As banks became aware of this, we see the emergence of Compliance Departments in the ‘90s, focussing in first instance on insider trading and making sure that stock options (earned through bonusses) could only be exercised within certain trading windows.

After 9/11, and even more so after the crash of 2008, this all changed drastically and integrity risk control became institutionalised. Compliance Departments expanded and KYC work exploded, which is the reason I am still working at the age of 70.

  1. What do you consider to be the most striking changes in how banks manage ML/TF risks in the 15+ years that you have been engaged in AML Operations?

I recall the first rudimentary KYC attempts within the bank that I worked for started around 2002 when I received a request from our London branch to supply them with certain KYC documents of Dutch mutual customers. We did not have these documents in our files and I told them to contact the customers directly as I did not have time for such nonsense. This attitude changed drastically in 2005 when the Bank was fined US$ 500 mln by the US authorities for breaching sanctions on Iran. This caused such a shock in the organisation that the Board was determined to ensure that this was a one-time event that should not happen ever again. KYC was institutionalised and introduced throughout the bank and I became part of the team. At first, procedures and tooling were very primitive but soon became more sophisticated, efficient and eventually as of 2011 with a global fully digitalised KYC system, applicable for all countries. I should add that some banks have much better developed systems than others and the difference can be quite striking.

Of course, the introduction of the WWFT (the Netherlands law that addresses money laundering and terrorism financing – i-KYC) had a big influence. So did the ever-larger fines levied by especially the US authorities, but more and more also in Europe. In this respect it amazes me that there are banks that still don’t seem to have learned their lessons.

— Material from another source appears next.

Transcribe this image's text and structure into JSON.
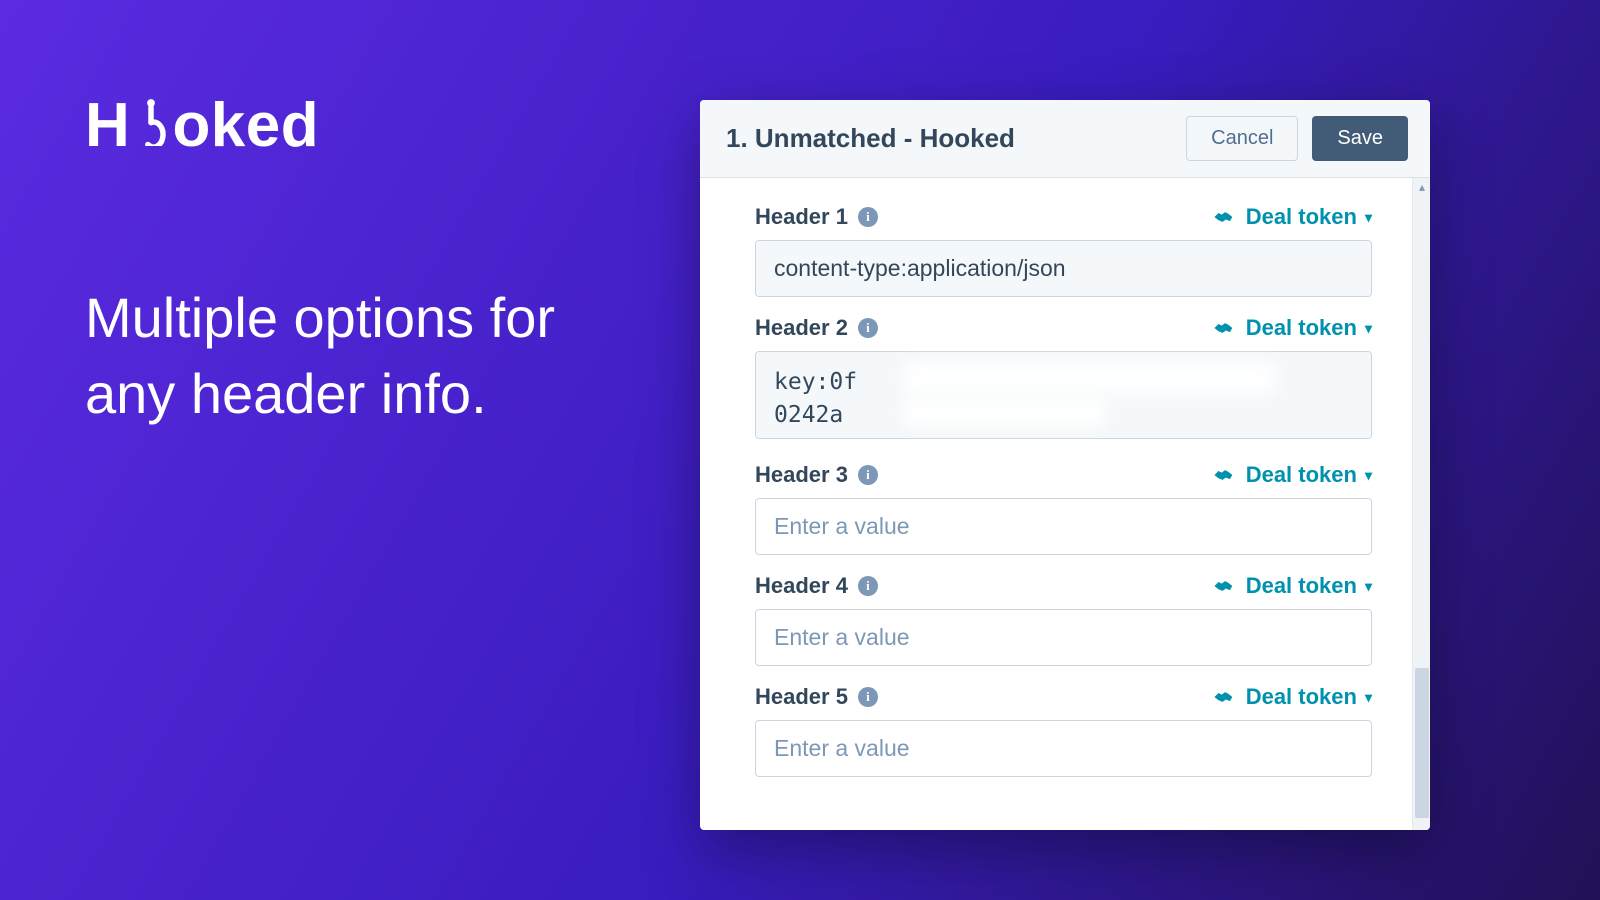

Furthermore, the introduction of filtering and monitoring of transactions through automated systems has been a big change although for these activities there is also still a lot of room for improvement and cost containment. This explains the current initiatives by banks such as in The Netherlands and in Scandinavia to centralise this activity.

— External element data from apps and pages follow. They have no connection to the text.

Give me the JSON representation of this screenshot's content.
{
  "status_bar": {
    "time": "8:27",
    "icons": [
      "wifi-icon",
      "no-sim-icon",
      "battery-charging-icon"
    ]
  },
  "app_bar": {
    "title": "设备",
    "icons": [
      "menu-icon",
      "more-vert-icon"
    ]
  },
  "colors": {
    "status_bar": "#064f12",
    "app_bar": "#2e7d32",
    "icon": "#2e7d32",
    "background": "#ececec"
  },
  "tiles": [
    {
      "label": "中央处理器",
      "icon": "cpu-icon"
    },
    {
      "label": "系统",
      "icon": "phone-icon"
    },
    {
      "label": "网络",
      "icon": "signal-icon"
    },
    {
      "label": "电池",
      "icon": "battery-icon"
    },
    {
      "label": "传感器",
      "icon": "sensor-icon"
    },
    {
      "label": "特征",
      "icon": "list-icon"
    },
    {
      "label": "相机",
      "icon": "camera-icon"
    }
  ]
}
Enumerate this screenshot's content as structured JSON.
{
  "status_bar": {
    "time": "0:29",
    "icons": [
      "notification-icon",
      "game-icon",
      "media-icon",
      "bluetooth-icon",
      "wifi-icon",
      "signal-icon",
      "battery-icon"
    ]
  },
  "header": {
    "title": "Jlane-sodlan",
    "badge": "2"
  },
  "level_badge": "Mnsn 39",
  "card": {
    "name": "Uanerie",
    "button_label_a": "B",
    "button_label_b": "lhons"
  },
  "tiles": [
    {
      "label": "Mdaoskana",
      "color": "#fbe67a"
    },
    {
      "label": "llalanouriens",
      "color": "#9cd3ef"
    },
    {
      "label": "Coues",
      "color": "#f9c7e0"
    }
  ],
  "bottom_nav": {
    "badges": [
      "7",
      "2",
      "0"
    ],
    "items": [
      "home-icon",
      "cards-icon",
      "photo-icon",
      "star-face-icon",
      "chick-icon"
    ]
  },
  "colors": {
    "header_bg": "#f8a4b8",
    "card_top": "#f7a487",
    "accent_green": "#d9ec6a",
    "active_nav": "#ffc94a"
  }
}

  1. What has worked best in financial crime prevention and where do you see most room for improvement in banks?

In my opinion it has worked best in the prevention of tax evasion by otherwise law-abiding citizens thanks to Fatca and CRS. It has worked to some extent in reducing bribery and corruption. It is difficult to judge whether it has reduced or prevented acts of terrorism or whether it has merely changed the way of execution of terrorist activities, making huge impact acts such as 9/11 and the Madrid metro bombing much more difficult to organise. The least effect I see is the prevention of international crime and the related money laundering and one wonders whether all the KYC investments by banks in this area are worth the effort.

  1. Do you think the general public’s response to banks who have been fined for regulatory breaches has been too harsh, balanced or too forgiving?

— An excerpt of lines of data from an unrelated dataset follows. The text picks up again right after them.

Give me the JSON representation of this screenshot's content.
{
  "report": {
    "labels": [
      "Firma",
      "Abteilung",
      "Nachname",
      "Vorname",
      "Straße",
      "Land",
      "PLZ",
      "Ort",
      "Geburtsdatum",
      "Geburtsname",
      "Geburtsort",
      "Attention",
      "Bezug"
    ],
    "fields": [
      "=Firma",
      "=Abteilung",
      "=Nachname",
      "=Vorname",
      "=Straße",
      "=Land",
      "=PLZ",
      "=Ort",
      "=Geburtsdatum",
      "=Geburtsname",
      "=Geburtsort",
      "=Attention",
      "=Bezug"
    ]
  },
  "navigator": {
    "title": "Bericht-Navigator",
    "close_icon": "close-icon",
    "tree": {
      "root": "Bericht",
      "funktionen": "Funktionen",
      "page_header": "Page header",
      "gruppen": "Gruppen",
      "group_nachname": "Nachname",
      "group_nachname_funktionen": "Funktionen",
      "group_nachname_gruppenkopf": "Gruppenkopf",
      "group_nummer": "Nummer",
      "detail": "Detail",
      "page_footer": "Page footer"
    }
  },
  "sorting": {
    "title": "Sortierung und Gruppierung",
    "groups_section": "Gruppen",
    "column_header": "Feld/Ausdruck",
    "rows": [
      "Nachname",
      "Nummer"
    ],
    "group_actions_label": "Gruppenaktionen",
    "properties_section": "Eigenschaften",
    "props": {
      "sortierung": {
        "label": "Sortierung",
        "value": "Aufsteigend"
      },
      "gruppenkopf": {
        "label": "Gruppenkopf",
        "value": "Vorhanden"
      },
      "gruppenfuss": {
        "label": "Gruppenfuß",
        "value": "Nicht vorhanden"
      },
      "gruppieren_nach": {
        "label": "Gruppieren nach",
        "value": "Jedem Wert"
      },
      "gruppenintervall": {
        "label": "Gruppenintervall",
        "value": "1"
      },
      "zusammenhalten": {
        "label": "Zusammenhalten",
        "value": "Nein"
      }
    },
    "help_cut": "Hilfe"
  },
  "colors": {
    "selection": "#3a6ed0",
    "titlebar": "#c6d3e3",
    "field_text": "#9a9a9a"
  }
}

Banks certainly deserved public wrath for the causes of the crash of 2008. Banks, by the way, are like lemmings, when one jumps off the cliff, they all follow. They deserve scorn for being too greedy, for lack of integrity and for losing sight of the interests of their customers. On the other hand, governments have been quick to exploit the public mood by laying responsibilities with banks at tremendous costs for the banks while they failed in their own obligations to the public.

  1. If asked, would you advise your grandchildren to pursue a career in banking?

My grandchildren are still far too young to think about what career they would like to pursue, and a lot can change between now and when they are old enough to start their careers. At this point in time I would certainly not advise them to go into banking, spending half your time on ever changing and increasing KYC demands and being subject to public contempt. Unless you are a specialist in an area which you can really enjoy, the fun has been taken out of being a banker. And now I sound like a grumpy old man, who has not kept up with time.